The masthead at the top of your paper should read June 4, and two days from now, on June 6, we will be observing the 70th anniversary of one of the most important days in the history of the world — D-Day. Ring a bell? Hopefully you have studied it in history, even if you are too young to remember the events. Most of us are too young, in fact, but 70 years ago this Friday, 156,000 American soldiers and her allies launched the greatest amphibious landing in history and began to reclaim Fortress Europe from Adolph Hitler and his Nazi thugs.
The invasion was led by Dwight D. Eisenhower, who would later become president, and one of the great duffers of all time. They even named a tree after him at Augusta National. Beaches with names like Sword, Gold, Juno — and Omaha and Utah — ran red with blood — especially Omaha and Utah — where it was American blood. The men who stormed those beaches were told to expect 70 percent casualty rates as soon as the gates of the Higgins boats dropped open. They didn’t miss it by much.
Some men stepped off into deep water and drowned. Some were cut to ribbons by German machine guns before they even hit the water. Others were dismembered by mines. But some of them made it to shore. They were pinned down by rocket launchers and machine gun fire, but little by little, they inched their way across the beaches. Rangers scaled the cliffs at Point du Hoc, right into the face of the Germans. Slowly the huge force that established a beachhead started making their way toward the paratroopers who had dropped into Germany the night before. It was a slow go. The fight for freedom usually is.
By Aug. 25, they had liberated Paris. By March 1945, General Patton was urinating in the Rhine River. Eleven months after D-Day Hitler was dead at his own hand and Germany had surrendered unconditionally.
Monday I was in Normandy. I saw Gold Beach. Members of my party stood on Omaha Beach. Some even waded into the water. I looked up at the cliffs of Point du Hoc and marveled that any human could have done what the Rangers did on that day. I stood in the American cemetery and gazed upon row upon row upon row of white crosses — and the occasional Star of David — and read the names on many of them. Some said “Known but to God alone.” And I was so thankful, I was so thankful. I am not ashamed to admit that tears rolled freely down my face as I realized what my father’s generation handed over to us. They flowed more profusely when I realized what my generation is handing over to the next.
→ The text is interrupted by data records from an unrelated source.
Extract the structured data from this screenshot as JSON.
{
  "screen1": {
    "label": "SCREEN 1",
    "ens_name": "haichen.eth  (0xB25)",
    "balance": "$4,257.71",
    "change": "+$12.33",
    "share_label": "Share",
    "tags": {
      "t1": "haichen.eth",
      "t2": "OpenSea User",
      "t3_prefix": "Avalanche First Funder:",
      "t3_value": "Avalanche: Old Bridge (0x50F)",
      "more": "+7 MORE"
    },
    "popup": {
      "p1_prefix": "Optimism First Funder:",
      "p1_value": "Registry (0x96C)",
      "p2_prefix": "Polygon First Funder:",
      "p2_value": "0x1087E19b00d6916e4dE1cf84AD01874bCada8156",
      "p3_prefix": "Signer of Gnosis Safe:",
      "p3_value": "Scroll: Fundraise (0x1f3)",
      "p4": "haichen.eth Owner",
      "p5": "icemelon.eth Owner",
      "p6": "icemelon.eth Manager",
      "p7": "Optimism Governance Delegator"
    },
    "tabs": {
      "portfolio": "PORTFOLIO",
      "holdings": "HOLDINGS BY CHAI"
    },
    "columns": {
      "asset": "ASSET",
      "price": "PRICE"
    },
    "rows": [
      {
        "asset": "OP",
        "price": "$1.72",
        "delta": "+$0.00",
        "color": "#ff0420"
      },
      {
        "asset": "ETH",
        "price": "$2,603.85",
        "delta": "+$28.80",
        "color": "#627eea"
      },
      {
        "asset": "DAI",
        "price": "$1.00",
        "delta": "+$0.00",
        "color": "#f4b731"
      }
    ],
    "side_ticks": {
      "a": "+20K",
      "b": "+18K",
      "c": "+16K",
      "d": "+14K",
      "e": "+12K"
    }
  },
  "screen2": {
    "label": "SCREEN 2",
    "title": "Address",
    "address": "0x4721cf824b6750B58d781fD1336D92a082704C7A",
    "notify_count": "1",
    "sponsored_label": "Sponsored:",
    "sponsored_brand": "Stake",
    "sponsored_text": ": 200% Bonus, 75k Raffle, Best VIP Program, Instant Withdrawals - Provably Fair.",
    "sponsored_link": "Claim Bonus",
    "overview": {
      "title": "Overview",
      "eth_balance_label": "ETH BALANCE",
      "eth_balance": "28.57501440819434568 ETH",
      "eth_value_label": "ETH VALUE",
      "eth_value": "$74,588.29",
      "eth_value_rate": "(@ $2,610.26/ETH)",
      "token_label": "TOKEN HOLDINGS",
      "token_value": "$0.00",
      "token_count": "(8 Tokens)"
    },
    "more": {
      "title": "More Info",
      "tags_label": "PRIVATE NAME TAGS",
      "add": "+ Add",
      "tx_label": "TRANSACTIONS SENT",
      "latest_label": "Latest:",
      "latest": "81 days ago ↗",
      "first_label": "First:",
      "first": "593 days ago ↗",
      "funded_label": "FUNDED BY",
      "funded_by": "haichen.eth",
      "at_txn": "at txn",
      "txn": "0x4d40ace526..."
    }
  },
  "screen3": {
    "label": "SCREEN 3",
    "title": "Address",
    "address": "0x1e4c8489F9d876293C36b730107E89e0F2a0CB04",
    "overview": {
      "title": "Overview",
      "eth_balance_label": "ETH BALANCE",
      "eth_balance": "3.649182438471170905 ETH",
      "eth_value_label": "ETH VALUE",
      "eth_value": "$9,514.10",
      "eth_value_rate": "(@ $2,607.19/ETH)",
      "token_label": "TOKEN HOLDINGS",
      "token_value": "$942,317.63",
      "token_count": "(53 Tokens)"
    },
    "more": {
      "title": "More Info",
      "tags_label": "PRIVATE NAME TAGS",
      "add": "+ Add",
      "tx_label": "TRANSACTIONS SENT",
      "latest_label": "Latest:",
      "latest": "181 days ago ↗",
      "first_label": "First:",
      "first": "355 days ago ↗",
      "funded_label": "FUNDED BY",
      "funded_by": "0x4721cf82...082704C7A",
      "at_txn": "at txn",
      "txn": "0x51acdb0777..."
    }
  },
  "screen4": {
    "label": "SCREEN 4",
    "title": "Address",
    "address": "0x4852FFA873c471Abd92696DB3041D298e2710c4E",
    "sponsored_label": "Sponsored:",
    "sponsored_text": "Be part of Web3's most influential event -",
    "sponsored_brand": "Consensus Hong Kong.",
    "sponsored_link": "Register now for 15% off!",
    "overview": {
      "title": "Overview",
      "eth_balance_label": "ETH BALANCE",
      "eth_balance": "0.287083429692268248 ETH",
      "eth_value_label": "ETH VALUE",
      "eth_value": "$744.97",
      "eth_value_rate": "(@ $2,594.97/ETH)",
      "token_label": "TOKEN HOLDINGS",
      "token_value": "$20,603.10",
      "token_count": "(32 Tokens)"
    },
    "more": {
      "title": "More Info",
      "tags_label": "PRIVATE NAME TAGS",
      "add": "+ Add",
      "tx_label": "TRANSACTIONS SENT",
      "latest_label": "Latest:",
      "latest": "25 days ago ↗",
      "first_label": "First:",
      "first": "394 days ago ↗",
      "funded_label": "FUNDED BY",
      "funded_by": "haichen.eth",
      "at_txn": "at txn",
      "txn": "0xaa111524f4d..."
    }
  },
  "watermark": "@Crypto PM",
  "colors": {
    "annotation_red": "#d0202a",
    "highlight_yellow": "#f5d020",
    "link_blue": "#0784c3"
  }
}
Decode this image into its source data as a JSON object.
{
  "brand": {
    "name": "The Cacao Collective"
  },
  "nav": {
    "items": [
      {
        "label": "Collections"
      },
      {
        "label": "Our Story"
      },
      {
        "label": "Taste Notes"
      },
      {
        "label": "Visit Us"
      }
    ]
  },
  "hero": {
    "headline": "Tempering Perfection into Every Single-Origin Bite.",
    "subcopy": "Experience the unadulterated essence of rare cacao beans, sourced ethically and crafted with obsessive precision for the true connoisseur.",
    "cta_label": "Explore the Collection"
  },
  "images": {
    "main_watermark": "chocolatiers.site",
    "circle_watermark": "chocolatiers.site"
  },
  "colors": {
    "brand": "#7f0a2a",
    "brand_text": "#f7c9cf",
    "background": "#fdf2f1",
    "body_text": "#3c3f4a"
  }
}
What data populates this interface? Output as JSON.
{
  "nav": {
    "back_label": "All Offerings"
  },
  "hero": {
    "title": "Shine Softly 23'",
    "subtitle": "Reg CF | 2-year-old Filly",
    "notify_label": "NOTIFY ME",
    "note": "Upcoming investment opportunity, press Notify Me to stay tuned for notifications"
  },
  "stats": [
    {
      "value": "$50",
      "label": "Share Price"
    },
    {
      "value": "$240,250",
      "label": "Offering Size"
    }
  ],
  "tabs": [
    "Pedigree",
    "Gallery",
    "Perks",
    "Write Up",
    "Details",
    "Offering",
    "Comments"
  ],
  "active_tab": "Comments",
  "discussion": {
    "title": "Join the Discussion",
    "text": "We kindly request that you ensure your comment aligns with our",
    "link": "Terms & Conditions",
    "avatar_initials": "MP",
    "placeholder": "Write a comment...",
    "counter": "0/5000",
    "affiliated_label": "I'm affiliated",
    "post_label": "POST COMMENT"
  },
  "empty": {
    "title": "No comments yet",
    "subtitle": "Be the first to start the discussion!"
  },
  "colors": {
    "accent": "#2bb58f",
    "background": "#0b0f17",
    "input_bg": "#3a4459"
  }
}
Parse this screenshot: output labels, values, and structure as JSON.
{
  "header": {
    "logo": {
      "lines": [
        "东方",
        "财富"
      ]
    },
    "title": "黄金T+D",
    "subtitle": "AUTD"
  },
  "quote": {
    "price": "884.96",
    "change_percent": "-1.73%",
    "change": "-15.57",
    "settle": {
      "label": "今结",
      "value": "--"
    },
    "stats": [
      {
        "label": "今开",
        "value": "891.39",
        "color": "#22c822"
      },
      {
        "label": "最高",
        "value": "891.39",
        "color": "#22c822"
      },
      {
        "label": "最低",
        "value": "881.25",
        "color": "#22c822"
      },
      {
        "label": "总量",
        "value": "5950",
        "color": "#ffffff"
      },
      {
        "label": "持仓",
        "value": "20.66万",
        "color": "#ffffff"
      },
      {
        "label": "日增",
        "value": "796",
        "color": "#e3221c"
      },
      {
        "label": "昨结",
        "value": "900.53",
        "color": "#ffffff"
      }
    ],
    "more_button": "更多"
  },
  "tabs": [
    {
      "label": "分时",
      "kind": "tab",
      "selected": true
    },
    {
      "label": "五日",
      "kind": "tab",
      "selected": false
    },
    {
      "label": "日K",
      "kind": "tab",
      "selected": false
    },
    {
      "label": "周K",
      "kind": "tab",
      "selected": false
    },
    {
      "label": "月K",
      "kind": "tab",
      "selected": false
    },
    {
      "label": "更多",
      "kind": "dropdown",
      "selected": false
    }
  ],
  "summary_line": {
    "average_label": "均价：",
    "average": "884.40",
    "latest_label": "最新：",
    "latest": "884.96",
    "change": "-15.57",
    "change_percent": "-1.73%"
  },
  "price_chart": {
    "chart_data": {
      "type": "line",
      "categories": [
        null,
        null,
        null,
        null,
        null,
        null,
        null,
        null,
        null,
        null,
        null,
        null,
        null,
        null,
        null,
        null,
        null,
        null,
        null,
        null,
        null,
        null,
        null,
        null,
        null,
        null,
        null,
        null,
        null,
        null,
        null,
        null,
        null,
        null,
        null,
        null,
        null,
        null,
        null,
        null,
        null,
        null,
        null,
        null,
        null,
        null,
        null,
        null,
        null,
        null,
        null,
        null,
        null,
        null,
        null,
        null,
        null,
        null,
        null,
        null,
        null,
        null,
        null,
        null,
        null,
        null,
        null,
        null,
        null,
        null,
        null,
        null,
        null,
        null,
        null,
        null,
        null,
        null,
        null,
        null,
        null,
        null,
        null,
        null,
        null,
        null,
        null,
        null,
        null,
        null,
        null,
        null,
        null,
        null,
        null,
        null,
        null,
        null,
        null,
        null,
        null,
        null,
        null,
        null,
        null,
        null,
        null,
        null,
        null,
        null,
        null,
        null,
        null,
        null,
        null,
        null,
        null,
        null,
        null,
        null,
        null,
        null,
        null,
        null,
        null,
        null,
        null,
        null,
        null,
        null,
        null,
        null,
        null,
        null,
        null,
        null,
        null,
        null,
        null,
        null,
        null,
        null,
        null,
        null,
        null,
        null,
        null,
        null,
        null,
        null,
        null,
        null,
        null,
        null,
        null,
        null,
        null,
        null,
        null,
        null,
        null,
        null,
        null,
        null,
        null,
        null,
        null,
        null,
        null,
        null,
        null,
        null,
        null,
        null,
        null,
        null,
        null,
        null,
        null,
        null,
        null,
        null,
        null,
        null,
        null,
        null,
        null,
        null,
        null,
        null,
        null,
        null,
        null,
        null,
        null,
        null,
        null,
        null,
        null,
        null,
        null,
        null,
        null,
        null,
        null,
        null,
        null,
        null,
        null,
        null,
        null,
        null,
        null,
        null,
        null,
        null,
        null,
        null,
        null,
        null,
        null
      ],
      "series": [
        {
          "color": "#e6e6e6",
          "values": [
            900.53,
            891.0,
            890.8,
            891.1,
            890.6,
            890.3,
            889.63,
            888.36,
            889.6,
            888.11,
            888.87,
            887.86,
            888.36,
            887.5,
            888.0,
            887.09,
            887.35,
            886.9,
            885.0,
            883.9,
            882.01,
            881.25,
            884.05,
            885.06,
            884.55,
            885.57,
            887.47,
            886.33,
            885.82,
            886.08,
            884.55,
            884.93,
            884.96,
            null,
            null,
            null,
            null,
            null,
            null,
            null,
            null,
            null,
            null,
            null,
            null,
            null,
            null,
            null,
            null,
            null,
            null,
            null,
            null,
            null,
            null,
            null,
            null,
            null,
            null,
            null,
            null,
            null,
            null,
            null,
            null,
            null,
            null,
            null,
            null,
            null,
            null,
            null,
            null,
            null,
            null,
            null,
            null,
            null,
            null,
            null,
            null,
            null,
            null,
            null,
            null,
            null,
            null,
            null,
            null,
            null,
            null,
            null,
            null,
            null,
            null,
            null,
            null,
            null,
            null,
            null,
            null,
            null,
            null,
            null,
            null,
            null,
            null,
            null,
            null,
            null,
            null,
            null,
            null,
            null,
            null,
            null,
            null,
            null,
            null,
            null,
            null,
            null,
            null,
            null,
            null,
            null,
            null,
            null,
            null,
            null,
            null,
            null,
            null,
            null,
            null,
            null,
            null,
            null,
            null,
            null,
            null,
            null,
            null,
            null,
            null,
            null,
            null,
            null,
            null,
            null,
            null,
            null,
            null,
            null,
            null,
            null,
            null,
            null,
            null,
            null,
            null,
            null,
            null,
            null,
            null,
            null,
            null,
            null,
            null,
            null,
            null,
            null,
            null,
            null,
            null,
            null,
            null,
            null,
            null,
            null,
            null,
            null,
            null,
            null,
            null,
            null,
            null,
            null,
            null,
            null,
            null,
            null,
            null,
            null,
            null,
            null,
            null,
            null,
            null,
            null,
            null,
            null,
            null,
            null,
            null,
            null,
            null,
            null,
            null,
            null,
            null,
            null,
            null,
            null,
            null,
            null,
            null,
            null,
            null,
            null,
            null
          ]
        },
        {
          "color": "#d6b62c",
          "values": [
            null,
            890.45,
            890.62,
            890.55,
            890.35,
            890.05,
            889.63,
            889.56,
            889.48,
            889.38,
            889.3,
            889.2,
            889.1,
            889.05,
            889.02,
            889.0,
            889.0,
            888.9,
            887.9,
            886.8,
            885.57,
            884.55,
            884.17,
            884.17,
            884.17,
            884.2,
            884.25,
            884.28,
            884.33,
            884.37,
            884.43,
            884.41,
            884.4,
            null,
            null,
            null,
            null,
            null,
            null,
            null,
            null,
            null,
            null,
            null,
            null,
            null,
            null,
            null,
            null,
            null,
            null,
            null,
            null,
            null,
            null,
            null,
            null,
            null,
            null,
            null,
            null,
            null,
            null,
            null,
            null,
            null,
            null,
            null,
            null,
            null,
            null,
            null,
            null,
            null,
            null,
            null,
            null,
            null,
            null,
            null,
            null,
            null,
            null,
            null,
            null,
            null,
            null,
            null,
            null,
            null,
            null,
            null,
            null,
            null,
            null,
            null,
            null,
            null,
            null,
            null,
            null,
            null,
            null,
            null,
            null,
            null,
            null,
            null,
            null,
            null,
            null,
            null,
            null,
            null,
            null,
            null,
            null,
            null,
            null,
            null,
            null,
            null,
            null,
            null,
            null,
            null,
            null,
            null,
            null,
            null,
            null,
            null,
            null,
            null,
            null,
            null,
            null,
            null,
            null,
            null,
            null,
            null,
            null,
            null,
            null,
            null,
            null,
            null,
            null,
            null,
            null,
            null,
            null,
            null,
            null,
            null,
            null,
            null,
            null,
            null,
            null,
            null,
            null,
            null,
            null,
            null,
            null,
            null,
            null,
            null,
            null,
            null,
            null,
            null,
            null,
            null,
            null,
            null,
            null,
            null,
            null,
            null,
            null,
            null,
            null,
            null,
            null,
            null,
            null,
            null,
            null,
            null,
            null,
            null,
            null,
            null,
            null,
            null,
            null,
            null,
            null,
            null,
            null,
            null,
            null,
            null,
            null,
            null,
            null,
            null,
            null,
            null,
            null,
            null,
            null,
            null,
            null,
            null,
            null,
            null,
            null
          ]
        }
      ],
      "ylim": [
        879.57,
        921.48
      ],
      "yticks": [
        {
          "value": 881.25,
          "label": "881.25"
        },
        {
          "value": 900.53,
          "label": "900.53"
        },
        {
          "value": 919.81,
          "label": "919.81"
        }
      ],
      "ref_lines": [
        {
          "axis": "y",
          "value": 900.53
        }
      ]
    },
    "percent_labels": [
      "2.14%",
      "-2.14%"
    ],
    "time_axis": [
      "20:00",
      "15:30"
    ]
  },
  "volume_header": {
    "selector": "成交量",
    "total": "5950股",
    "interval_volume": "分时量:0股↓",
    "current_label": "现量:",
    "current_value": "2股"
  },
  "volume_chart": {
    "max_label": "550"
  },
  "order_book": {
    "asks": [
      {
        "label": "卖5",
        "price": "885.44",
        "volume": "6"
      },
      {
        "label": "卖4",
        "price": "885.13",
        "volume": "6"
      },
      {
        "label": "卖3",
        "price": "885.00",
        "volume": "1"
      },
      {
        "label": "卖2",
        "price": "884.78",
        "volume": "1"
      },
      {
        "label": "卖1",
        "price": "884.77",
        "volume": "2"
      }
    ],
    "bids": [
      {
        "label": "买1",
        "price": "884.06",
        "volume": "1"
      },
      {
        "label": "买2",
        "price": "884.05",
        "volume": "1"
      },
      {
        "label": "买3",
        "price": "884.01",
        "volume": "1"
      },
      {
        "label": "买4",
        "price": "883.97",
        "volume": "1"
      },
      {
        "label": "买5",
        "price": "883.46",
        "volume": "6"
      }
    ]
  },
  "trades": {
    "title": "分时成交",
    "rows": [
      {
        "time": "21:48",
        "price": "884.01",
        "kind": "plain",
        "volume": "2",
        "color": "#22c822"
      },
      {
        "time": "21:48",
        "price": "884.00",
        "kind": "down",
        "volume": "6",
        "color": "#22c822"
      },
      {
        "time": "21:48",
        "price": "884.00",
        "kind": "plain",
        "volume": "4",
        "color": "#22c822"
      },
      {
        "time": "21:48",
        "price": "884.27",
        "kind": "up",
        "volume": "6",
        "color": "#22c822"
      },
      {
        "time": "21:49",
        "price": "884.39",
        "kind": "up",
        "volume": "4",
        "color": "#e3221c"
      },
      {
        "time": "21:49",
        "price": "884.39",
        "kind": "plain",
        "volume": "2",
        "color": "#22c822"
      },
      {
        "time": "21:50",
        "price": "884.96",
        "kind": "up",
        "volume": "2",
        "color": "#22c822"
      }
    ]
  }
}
They were getting ready for a big to-do in Normandy this weekend. Security helicopters were flying overhead. A lady in the gift shop warned me not to say anything inflammatory on my cell phone because, according to her, calls are being monitored.
Re-enactors were everywhere, in their GI uniforms, riding around in their vintage jeeps and half-tracks. I felt like I was on the set of a World War II movie, only the men who fought and died on those beaches weren’t making a movie. What they did was real, and now I appreciate it more than I ever have before — and I have always appreciated it before.
In the museum I noticed a couple of items. One was a speech that Gen. Eisenhower shared with the troops on the eve of the invasion. Another was a copy of a prayer President Roosevelt prayed with the nation, over the radio — once the battle was under way. He said, in part:
“And so, in this poignant hour, I ask you to join with me in prayer:
Almighty God: Our sons, pride of our Nation, this day have set upon a mighty endeavor, a struggle to preserve our Republic, our religion, and our civilization, and to set free a suffering humanity.
Lead them straight and true; give strength to their arms, stoutness to their hearts, steadfastness in their faith.”
I wish the president of the United States would pray today that our Republic, our religion and our civilization would be preserved.
I wish somebody would.
“Here’s to the boys of Point du Hoc”—and all the other horrible places that freedom has been purchased with the blood of America’s sons and daughters. Thank you.